One of our favorite things at Cannes every year is the little, grubby, beautiful genre film that emerges, usually from one of the sidebars, that marks the emergence of an exciting new filmmaker. We’re thinking a film like “The Orphanage,” or “It Follows,” or ‘Green Room.” And this year, that film was Critics’ Week standout “Raw,” helmed by Julia Ducournau. Following a young vegetarian girl at vet school who delves into cannibalism, the film marks the first theatrical feature from 33-year-old Ducournau, whose short “Junior” was in the Critics’ Week selection five years ago, and who also helmed TV movie “Mange,” and it’s an utterly distinctive debut, one that shows “surprisingly sharp command, and more importantly, restraint, given the subject matter,” per our review. Focus Features snapped up the rights, and Ducournau was fought over by major agencies, so expect massive things from her in future.
The Duffer Brothers
We’re at an interesting time now, where writer/directors can make their name not necessarily with a breakout Sundance indie, but by creating and directing their own TV series. Sam Esmail did it last year with “Mr. Robot,” and now the Duffer Brothers are their latest to pull off the trick, with their Netflix sensation “Stranger Things.” The North Carolina natives sold a script to Warner Bros soon after they graduated Chapman University, and were allowed to direct the film too. The pic, contained horror-thriller “Hidden” starring Alexander Skarsgard and Andrea Riseborough, was shunted around the release schedule and only finally saw the light of day on video last year, but impressed M. Night Shyamalan, who hired them to write for his “Wayward Pines” series in its first season. In the meantime, their pitch for “Stranger Things” ended up with Shawn Levy’s production company ,and after dozens of turn-downs, was picked up by Netflix, becoming one of their most talked-about shows and making a bigger pop-culture impact than most blockbuster movies this year.
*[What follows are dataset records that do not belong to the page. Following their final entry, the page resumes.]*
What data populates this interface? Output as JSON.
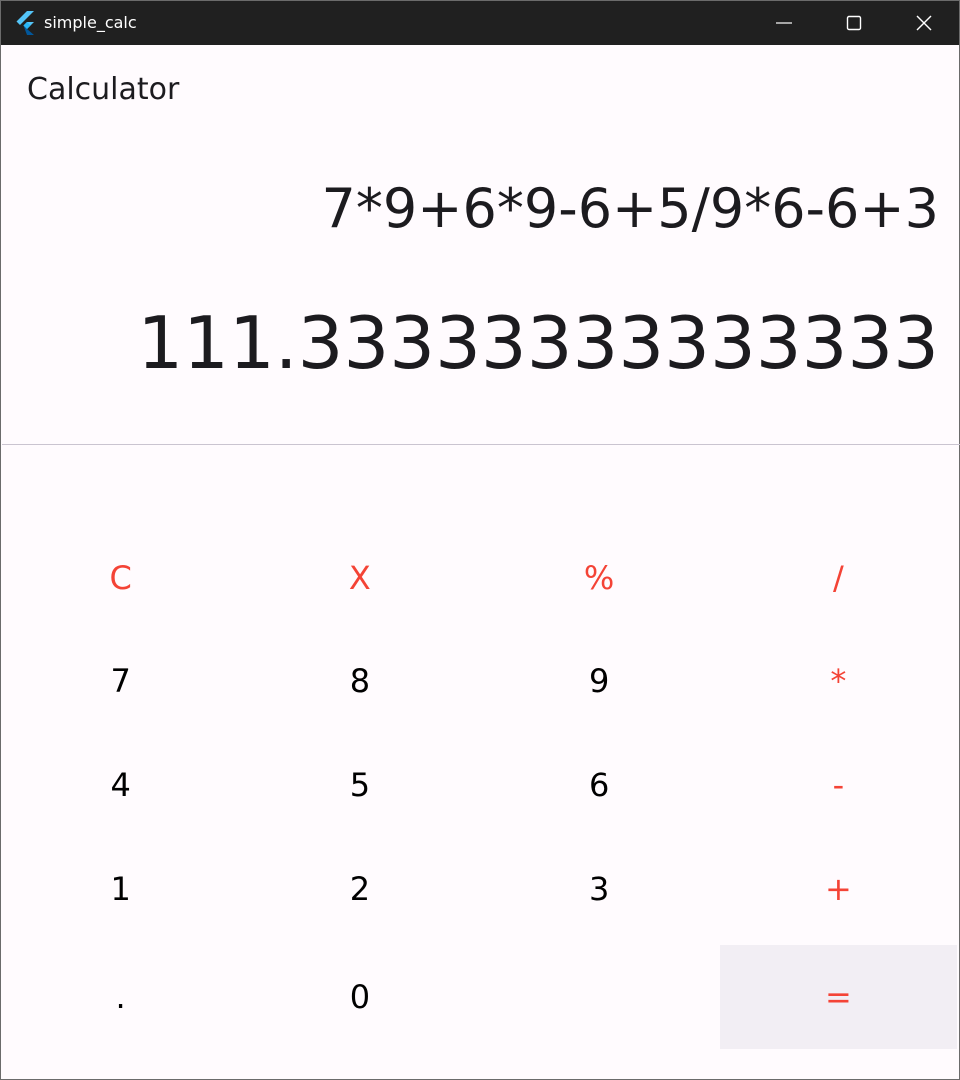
{
  "window": {
    "title": "simple_calc",
    "controls": [
      "minimize-icon",
      "maximize-icon",
      "close-icon"
    ]
  },
  "appbar": {
    "title": "Calculator"
  },
  "display": {
    "expression": "7*9+6*9-6+5/9*6-6+3",
    "result": "111.33333333333333"
  },
  "keypad": {
    "rows": [
      [
        {
          "label": "C",
          "type": "operator"
        },
        {
          "label": "X",
          "type": "operator"
        },
        {
          "label": "%",
          "type": "operator"
        },
        {
          "label": "/",
          "type": "operator"
        }
      ],
      [
        {
          "label": "7",
          "type": "digit"
        },
        {
          "label": "8",
          "type": "digit"
        },
        {
          "label": "9",
          "type": "digit"
        },
        {
          "label": "*",
          "type": "operator"
        }
      ],
      [
        {
          "label": "4",
          "type": "digit"
        },
        {
          "label": "5",
          "type": "digit"
        },
        {
          "label": "6",
          "type": "digit"
        },
        {
          "label": "-",
          "type": "operator"
        }
      ],
      [
        {
          "label": "1",
          "type": "digit"
        },
        {
          "label": "2",
          "type": "digit"
        },
        {
          "label": "3",
          "type": "digit"
        },
        {
          "label": "+",
          "type": "operator"
        }
      ],
      [
        {
          "label": ".",
          "type": "digit"
        },
        {
          "label": "0",
          "type": "digit"
        },
        {
          "label": "",
          "type": "blank"
        },
        {
          "label": "=",
          "type": "equals"
        }
      ]
    ]
  },
  "colors": {
    "titlebar": "#202020",
    "background": "#fffbfe",
    "operator_text": "#f44336",
    "digit_text": "#000000",
    "equals_bg": "#f2eef4",
    "divider": "#cac4d0"
  }
}
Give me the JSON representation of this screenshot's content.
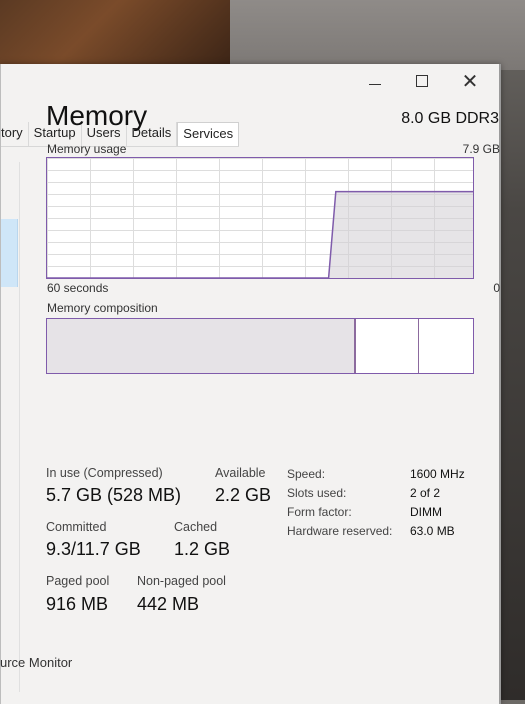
{
  "window": {
    "close_glyph": "✕"
  },
  "tabs": [
    "tory",
    "Startup",
    "Users",
    "Details",
    "Services"
  ],
  "memory": {
    "title": "Memory",
    "spec": "8.0 GB DDR3",
    "usage_label": "Memory usage",
    "usage_max": "7.9 GB",
    "time_left": "60 seconds",
    "time_right": "0",
    "composition_label": "Memory composition",
    "usage_history_fraction": [
      0,
      0,
      0,
      0,
      0,
      0,
      0,
      0,
      0,
      0,
      0,
      0,
      0,
      0,
      0,
      0,
      0,
      0,
      0,
      0,
      0,
      0,
      0,
      0,
      0,
      0,
      0,
      0,
      0,
      0,
      0,
      0,
      0,
      0,
      0,
      0,
      0,
      0,
      0,
      0,
      0.72,
      0.72,
      0.72,
      0.72,
      0.72,
      0.72,
      0.72,
      0.72,
      0.72,
      0.72,
      0.72,
      0.72,
      0.72,
      0.72,
      0.72,
      0.72,
      0.72,
      0.72,
      0.72,
      0.72
    ],
    "composition_fractions": {
      "in_use": 0.72,
      "modified": 0.15,
      "free": 0.13
    }
  },
  "stats": {
    "in_use_label": "In use (Compressed)",
    "in_use_value": "5.7 GB (528 MB)",
    "available_label": "Available",
    "available_value": "2.2 GB",
    "committed_label": "Committed",
    "committed_value": "9.3/11.7 GB",
    "cached_label": "Cached",
    "cached_value": "1.2 GB",
    "paged_label": "Paged pool",
    "paged_value": "916 MB",
    "nonpaged_label": "Non-paged pool",
    "nonpaged_value": "442 MB"
  },
  "properties": [
    {
      "label": "Speed:",
      "value": "1600 MHz"
    },
    {
      "label": "Slots used:",
      "value": "2 of 2"
    },
    {
      "label": "Form factor:",
      "value": "DIMM"
    },
    {
      "label": "Hardware reserved:",
      "value": "63.0 MB"
    }
  ],
  "footer_link": "urce Monitor"
}
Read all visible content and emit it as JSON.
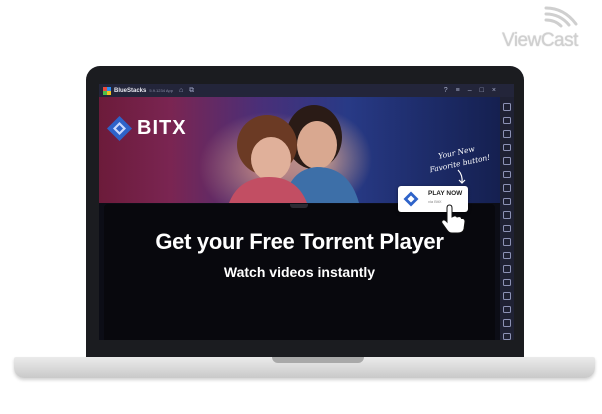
{
  "watermark": {
    "text": "ViewCast"
  },
  "window": {
    "app_title": "BlueStacks",
    "version_text": "5.9.1234 App",
    "buttons": {
      "help": "?",
      "menu": "≡",
      "minimize": "–",
      "maximize": "□",
      "close": "×"
    }
  },
  "app": {
    "brand": "BITX",
    "hint_line1": "Your New",
    "hint_line2": "Favorite button!",
    "play_button": {
      "label": "PLAY NOW",
      "sub": "via BitX"
    },
    "headline": "Get your Free Torrent Player",
    "subline": "Watch videos instantly"
  },
  "colors": {
    "titlebar": "#23253a",
    "sidebar": "#1f2133",
    "accent_blue": "#3a6fd8",
    "banner_left": "#6c1b3a",
    "banner_right": "#152050"
  }
}
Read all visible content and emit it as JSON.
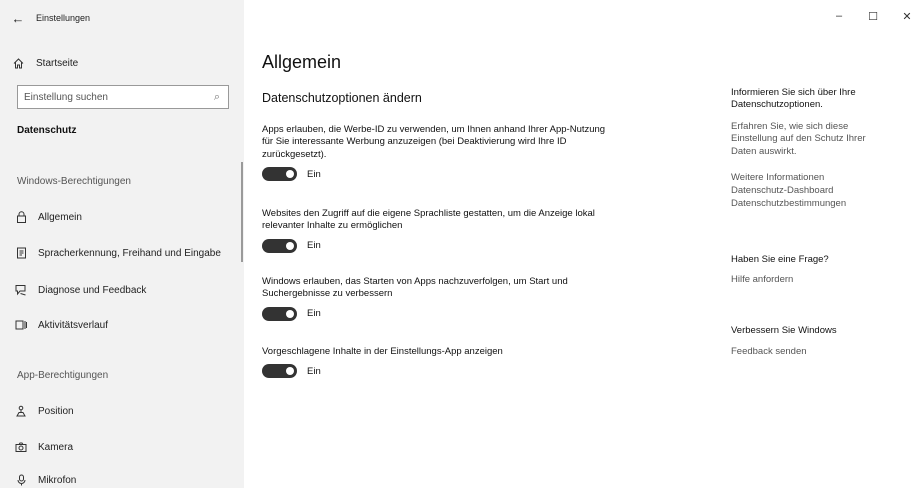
{
  "window": {
    "title": "Einstellungen",
    "controls": {
      "minimize": "–",
      "maximize": "☐",
      "close": "✕"
    }
  },
  "sidebar": {
    "home": {
      "label": "Startseite",
      "icon": "home-icon"
    },
    "search": {
      "placeholder": "Einstellung suchen",
      "value": ""
    },
    "section_title": "Datenschutz",
    "windows_permissions_heading": "Windows-Berechtigungen",
    "windows_items": [
      {
        "label": "Allgemein",
        "icon": "lock-icon",
        "selected": true
      },
      {
        "label": "Spracherkennung, Freihand und Eingabe",
        "icon": "speech-icon"
      },
      {
        "label": "Diagnose und Feedback",
        "icon": "feedback-icon"
      },
      {
        "label": "Aktivitätsverlauf",
        "icon": "activity-icon"
      }
    ],
    "app_permissions_heading": "App-Berechtigungen",
    "app_items": [
      {
        "label": "Position",
        "icon": "location-icon"
      },
      {
        "label": "Kamera",
        "icon": "camera-icon"
      },
      {
        "label": "Mikrofon",
        "icon": "microphone-icon"
      }
    ]
  },
  "main": {
    "title": "Allgemein",
    "subtitle": "Datenschutzoptionen ändern",
    "settings": [
      {
        "text": "Apps erlauben, die Werbe-ID zu verwenden, um Ihnen anhand Ihrer App-Nutzung für Sie interessante Werbung anzuzeigen (bei Deaktivierung wird Ihre ID zurückgesetzt).",
        "state": "Ein",
        "on": true
      },
      {
        "text": "Websites den Zugriff auf die eigene Sprachliste gestatten, um die Anzeige lokal relevanter Inhalte zu ermöglichen",
        "state": "Ein",
        "on": true
      },
      {
        "text": "Windows erlauben, das Starten von Apps nachzuverfolgen, um Start und Suchergebnisse zu verbessern",
        "state": "Ein",
        "on": true
      },
      {
        "text": "Vorgeschlagene Inhalte in der Einstellungs-App anzeigen",
        "state": "Ein",
        "on": true
      }
    ]
  },
  "right_panel": {
    "info_heading_line1": "Informieren Sie sich über Ihre",
    "info_heading_line2": "Datenschutzoptionen.",
    "info_text": "Erfahren Sie, wie sich diese Einstellung auf den Schutz Ihrer Daten auswirkt.",
    "links": [
      "Weitere Informationen",
      "Datenschutz-Dashboard",
      "Datenschutzbestimmungen"
    ],
    "question_heading": "Haben Sie eine Frage?",
    "help_link": "Hilfe anfordern",
    "improve_heading": "Verbessern Sie Windows",
    "feedback_link": "Feedback senden"
  }
}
Deniz Gamze Erguven
If you’re looking for exciting new filmmakers in Cannes, the Directors’ Fortnight is almost always the place to be, and one of the best discoveries there of late is Turkish-born, France-based director Deniz Gamze Ergüven. The 38-year-old director trained at the French film school La Fémis, and befriended Alice Winocour at the Cannes Film Market in 2011. She appeared as an actress in Winocour’s debut “Augustine,” and together the two wrote “Mustang,” which became Erguven’s directorial debut. Telling the story of a five Turkish sisters kicking against their repressive family, it was a powerful, warm, and beautifully made film, something our review called “an insightful, engaging and often enraging perspective on the treatment of women living with a restrictive and regressive cultural environment.” It won Eguven an Oscar nomination and a Cesar for Best First Feature Film, and she’ll soon direct her English-language debut “Kings,” starring Halle Berry and Daniel Craig and set during the L.A. riots.
We didn’t unreservedly love “The Free World,” the directorial debut of “Restless” screenwriter Jason Lew, at Sundance this year, but it’s an ambitious and sincere film with a lot to like about it, including excellent lead performances from Boyd Holbrook and Elisabeth Moss. But the particular standout, according to Katie Walsh’s review, was cinematographer Bérénice Eveno, who helps make the film “a gorgeous creation, lovingly [and] luminously photographed.” Born in France but now based in L.A, Eveno trained at the American Film Institute and then served as an apprentice to Wally Pfister on “The Dark Knight Rises.” She’s shot a number of low-budget features since, including “Free The Nipple,” but “The Free World” is certainly her most high profile project to date, and we’re eagerly awaiting whatever she ends up shooting next.
It opened way back in February (and premiered all the way back at Cannes 2015), but if we see a better movie in 2016 than Ciro Guerra’s “Embrace Of The Serpent,” we’ll be remarkably surprised. The 35-year-old Colombian helmer made his directorial debut, “Wandering Shadows,” at the age of just 23: his follow-up, “The Wind Journeys,” screened in Un Certain Regard at Cannes in 2009, and both films were picked by Colombia to be their representative at the Oscars, though neither were nominated. But “Embrace Of The Serpent” made the cut — a remarkable, black-and-white travelogue through the Amazon in two timelines, a masterpiece of post-colonial cinema with an astonishing visual eye, it was nominated for Best Foreign Language Film at the Oscars, the first Colombian movie to achieve the feat. Guerra will direct his next film, a desert-set 1970s crime pic called “Birds Of A Passage,” in February, but he’s also planning a trip to Hollywood: he’s attached to dystopian thriller “The Detainee,” from the producers of “John Wick” and “Sicario.”